So how did Shakespeare manage to get away with it? "The sheer audacity is breathtaking," agrees Schama. "And this in an age when writing was a dangerous game. Of his contemporaries, Kit Marlowe was murdered, Thomas Kyd was tortured and Ben Jonson was thrown in gaol. Shakespeare must have thrived on the thrill of it."
"And, you know, he was a shifty b****r. He was trained in classical rhetoric, so he was able to present all sides of an issue. But he also had this amazing capacity to get under the skin of an incredible range of different types and ranks."
"It's partly, I think, to do with his own weirdly various background - his mother was from an old Catholic family; his father was illiterate, but nevertheless rose to the position of alderman. Shakespeare himself set out to be an actor - which was really a low-rent type of career - then rose to become court playwright. So, for all these reasons, he's very difficult to 'get at'; you never quite know which, if any, of the opinions expressed in his plays are his own. What we'll never know is whether that political 'shape-shifting' was pragmatically assumed as a sort of fire insurance to allow him to say outrageous things."

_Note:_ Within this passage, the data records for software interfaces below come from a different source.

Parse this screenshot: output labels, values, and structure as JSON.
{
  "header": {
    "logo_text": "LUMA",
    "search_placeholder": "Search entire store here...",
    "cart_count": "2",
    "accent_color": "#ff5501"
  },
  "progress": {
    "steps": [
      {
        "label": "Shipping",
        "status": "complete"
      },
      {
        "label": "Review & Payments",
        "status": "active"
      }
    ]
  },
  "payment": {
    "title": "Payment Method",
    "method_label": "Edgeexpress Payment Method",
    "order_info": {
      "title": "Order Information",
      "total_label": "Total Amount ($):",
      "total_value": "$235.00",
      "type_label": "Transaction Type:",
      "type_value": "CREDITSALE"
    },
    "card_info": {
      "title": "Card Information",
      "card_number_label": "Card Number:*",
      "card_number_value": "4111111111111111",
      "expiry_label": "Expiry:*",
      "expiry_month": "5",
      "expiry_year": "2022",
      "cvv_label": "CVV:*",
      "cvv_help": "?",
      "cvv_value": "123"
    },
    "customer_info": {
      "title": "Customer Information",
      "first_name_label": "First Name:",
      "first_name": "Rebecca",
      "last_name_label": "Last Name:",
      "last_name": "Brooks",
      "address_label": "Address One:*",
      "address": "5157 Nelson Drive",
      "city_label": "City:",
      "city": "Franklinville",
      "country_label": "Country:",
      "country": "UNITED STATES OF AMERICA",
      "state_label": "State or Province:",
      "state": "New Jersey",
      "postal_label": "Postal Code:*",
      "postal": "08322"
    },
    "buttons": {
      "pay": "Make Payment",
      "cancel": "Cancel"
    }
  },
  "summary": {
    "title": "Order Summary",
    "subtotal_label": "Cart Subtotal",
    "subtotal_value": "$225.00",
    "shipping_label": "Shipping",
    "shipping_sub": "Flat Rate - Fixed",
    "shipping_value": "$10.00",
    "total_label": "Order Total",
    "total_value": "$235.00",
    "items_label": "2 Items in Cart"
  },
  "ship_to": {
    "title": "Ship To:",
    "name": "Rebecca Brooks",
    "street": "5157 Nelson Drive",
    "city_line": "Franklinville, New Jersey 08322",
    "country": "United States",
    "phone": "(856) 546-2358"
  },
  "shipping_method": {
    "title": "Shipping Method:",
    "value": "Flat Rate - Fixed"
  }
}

Above all, says Schama, it is Shakespeare's "sprawling, messy, virtuoso abundance" that speaks, still, to modern sensibilities. "It's really about the bagginess of life. I think that when you immerse yourself in Shakespeare, when you come out the other end, it's not only philosophically illuminating, it makes you think again about loyalty, friendship, love, desire, danger, guilt, betrayal - all those things that make us human. You also feel you've had this huge banquet of life pass through - you almost bodily pass through you - and that is a fantastic thing. Nothing, but nothing is kept back."
"If anyone still thinks the English are repressed, Shakespeare is the retort!"